● **Provided information**
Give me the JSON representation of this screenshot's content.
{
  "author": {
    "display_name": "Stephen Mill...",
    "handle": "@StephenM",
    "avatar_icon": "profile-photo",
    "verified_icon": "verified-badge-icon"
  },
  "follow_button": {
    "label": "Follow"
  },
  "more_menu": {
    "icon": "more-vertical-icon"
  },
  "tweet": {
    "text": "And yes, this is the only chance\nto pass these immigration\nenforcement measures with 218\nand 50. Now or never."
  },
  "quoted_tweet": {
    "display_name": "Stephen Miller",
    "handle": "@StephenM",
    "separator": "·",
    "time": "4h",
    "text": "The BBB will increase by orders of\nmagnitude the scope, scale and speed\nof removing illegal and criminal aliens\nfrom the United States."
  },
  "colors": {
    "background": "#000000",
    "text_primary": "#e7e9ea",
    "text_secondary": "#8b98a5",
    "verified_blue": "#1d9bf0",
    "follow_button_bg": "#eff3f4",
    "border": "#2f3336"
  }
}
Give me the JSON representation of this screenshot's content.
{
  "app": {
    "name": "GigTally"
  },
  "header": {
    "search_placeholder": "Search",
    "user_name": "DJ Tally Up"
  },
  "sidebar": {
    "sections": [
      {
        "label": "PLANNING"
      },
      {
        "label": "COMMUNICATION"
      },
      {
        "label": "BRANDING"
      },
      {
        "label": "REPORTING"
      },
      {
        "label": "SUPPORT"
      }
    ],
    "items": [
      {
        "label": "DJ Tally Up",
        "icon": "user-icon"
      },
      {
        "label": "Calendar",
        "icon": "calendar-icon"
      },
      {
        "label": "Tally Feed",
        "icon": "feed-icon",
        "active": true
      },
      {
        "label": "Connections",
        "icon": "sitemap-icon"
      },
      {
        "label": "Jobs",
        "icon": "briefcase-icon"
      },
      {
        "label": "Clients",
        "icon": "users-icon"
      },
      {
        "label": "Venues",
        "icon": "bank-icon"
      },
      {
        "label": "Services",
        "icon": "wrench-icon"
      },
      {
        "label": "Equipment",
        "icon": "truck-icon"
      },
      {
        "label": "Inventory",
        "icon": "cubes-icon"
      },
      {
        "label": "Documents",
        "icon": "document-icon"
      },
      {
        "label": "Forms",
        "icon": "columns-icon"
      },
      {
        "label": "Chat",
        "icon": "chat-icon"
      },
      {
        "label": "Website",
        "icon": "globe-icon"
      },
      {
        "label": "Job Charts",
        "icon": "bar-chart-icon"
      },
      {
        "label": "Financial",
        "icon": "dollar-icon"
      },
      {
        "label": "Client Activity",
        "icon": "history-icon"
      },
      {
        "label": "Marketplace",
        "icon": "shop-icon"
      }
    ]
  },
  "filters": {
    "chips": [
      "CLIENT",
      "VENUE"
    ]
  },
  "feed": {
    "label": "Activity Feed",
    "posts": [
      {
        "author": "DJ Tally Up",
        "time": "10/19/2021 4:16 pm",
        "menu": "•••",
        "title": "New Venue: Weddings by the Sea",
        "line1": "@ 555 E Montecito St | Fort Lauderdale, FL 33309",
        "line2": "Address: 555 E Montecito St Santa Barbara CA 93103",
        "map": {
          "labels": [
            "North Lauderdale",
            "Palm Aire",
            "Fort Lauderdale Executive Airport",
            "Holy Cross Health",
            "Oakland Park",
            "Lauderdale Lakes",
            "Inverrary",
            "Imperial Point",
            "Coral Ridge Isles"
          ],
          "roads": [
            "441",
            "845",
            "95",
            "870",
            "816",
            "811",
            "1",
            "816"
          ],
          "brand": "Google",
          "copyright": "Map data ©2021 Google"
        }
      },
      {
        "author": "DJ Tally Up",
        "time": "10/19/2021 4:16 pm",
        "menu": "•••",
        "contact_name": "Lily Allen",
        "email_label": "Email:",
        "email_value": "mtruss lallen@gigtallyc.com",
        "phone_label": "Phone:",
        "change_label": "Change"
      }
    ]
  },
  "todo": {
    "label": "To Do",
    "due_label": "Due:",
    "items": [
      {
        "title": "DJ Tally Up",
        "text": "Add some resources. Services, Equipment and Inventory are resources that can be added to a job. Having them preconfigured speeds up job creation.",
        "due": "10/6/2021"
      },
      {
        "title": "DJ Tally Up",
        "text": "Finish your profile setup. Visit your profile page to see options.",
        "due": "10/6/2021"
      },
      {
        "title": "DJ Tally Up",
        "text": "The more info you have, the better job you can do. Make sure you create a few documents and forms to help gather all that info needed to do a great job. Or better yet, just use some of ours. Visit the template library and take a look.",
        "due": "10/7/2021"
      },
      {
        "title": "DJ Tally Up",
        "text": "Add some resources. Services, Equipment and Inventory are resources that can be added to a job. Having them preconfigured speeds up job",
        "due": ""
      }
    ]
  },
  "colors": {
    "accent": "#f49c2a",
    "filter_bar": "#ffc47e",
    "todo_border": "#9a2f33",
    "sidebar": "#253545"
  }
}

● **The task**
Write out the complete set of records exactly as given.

● **Finished exercise**
Give me the JSON representation of this screenshot's content.
{
  "author": {
    "display_name": "Stephen Mill...",
    "handle": "@StephenM",
    "avatar_icon": "profile-photo",
    "verified_icon": "verified-badge-icon"
  },
  "follow_button": {
    "label": "Follow"
  },
  "more_menu": {
    "icon": "more-vertical-icon"
  },
  "tweet": {
    "text": "And yes, this is the only chance\nto pass these immigration\nenforcement measures with 218\nand 50. Now or never."
  },
  "quoted_tweet": {
    "display_name": "Stephen Miller",
    "handle": "@StephenM",
    "separator": "·",
    "time": "4h",
    "text": "The BBB will increase by orders of\nmagnitude the scope, scale and speed\nof removing illegal and criminal aliens\nfrom the United States."
  },
  "colors": {
    "background": "#000000",
    "text_primary": "#e7e9ea",
    "text_secondary": "#8b98a5",
    "verified_blue": "#1d9bf0",
    "follow_button_bg": "#eff3f4",
    "border": "#2f3336"
  }
}
Give me the JSON representation of this screenshot's content.
{
  "app": {
    "name": "GigTally"
  },
  "header": {
    "search_placeholder": "Search",
    "user_name": "DJ Tally Up"
  },
  "sidebar": {
    "sections": [
      {
        "label": "PLANNING"
      },
      {
        "label": "COMMUNICATION"
      },
      {
        "label": "BRANDING"
      },
      {
        "label": "REPORTING"
      },
      {
        "label": "SUPPORT"
      }
    ],
    "items": [
      {
        "label": "DJ Tally Up",
        "icon": "user-icon"
      },
      {
        "label": "Calendar",
        "icon": "calendar-icon"
      },
      {
        "label": "Tally Feed",
        "icon": "feed-icon",
        "active": true
      },
      {
        "label": "Connections",
        "icon": "sitemap-icon"
      },
      {
        "label": "Jobs",
        "icon": "briefcase-icon"
      },
      {
        "label": "Clients",
        "icon": "users-icon"
      },
      {
        "label": "Venues",
        "icon": "bank-icon"
      },
      {
        "label": "Services",
        "icon": "wrench-icon"
      },
      {
        "label": "Equipment",
        "icon": "truck-icon"
      },
      {
        "label": "Inventory",
        "icon": "cubes-icon"
      },
      {
        "label": "Documents",
        "icon": "document-icon"
      },
      {
        "label": "Forms",
        "icon": "columns-icon"
      },
      {
        "label": "Chat",
        "icon": "chat-icon"
      },
      {
        "label": "Website",
        "icon": "globe-icon"
      },
      {
        "label": "Job Charts",
        "icon": "bar-chart-icon"
      },
      {
        "label": "Financial",
        "icon": "dollar-icon"
      },
      {
        "label": "Client Activity",
        "icon": "history-icon"
      },
      {
        "label": "Marketplace",
        "icon": "shop-icon"
      }
    ]
  },
  "filters": {
    "chips": [
      "CLIENT",
      "VENUE"
    ]
  },
  "feed": {
    "label": "Activity Feed",
    "posts": [
      {
        "author": "DJ Tally Up",
        "time": "10/19/2021 4:16 pm",
        "menu": "•••",
        "title": "New Venue: Weddings by the Sea",
        "line1": "@ 555 E Montecito St | Fort Lauderdale, FL 33309",
        "line2": "Address: 555 E Montecito St Santa Barbara CA 93103",
        "map": {
          "labels": [
            "North Lauderdale",
            "Palm Aire",
            "Fort Lauderdale Executive Airport",
            "Holy Cross Health",
            "Oakland Park",
            "Lauderdale Lakes",
            "Inverrary",
            "Imperial Point",
            "Coral Ridge Isles"
          ],
          "roads": [
            "441",
            "845",
            "95",
            "870",
            "816",
            "811",
            "1",
            "816"
          ],
          "brand": "Google",
          "copyright": "Map data ©2021 Google"
        }
      },
      {
        "author": "DJ Tally Up",
        "time": "10/19/2021 4:16 pm",
        "menu": "•••",
        "contact_name": "Lily Allen",
        "email_label": "Email:",
        "email_value": "mtruss lallen@gigtallyc.com",
        "phone_label": "Phone:",
        "change_label": "Change"
      }
    ]
  },
  "todo": {
    "label": "To Do",
    "due_label": "Due:",
    "items": [
      {
        "title": "DJ Tally Up",
        "text": "Add some resources. Services, Equipment and Inventory are resources that can be added to a job. Having them preconfigured speeds up job creation.",
        "due": "10/6/2021"
      },
      {
        "title": "DJ Tally Up",
        "text": "Finish your profile setup. Visit your profile page to see options.",
        "due": "10/6/2021"
      },
      {
        "title": "DJ Tally Up",
        "text": "The more info you have, the better job you can do. Make sure you create a few documents and forms to help gather all that info needed to do a great job. Or better yet, just use some of ours. Visit the template library and take a look.",
        "due": "10/7/2021"
      },
      {
        "title": "DJ Tally Up",
        "text": "Add some resources. Services, Equipment and Inventory are resources that can be added to a job. Having them preconfigured speeds up job",
        "due": ""
      }
    ]
  },
  "colors": {
    "accent": "#f49c2a",
    "filter_bar": "#ffc47e",
    "todo_border": "#9a2f33",
    "sidebar": "#253545"
  }
}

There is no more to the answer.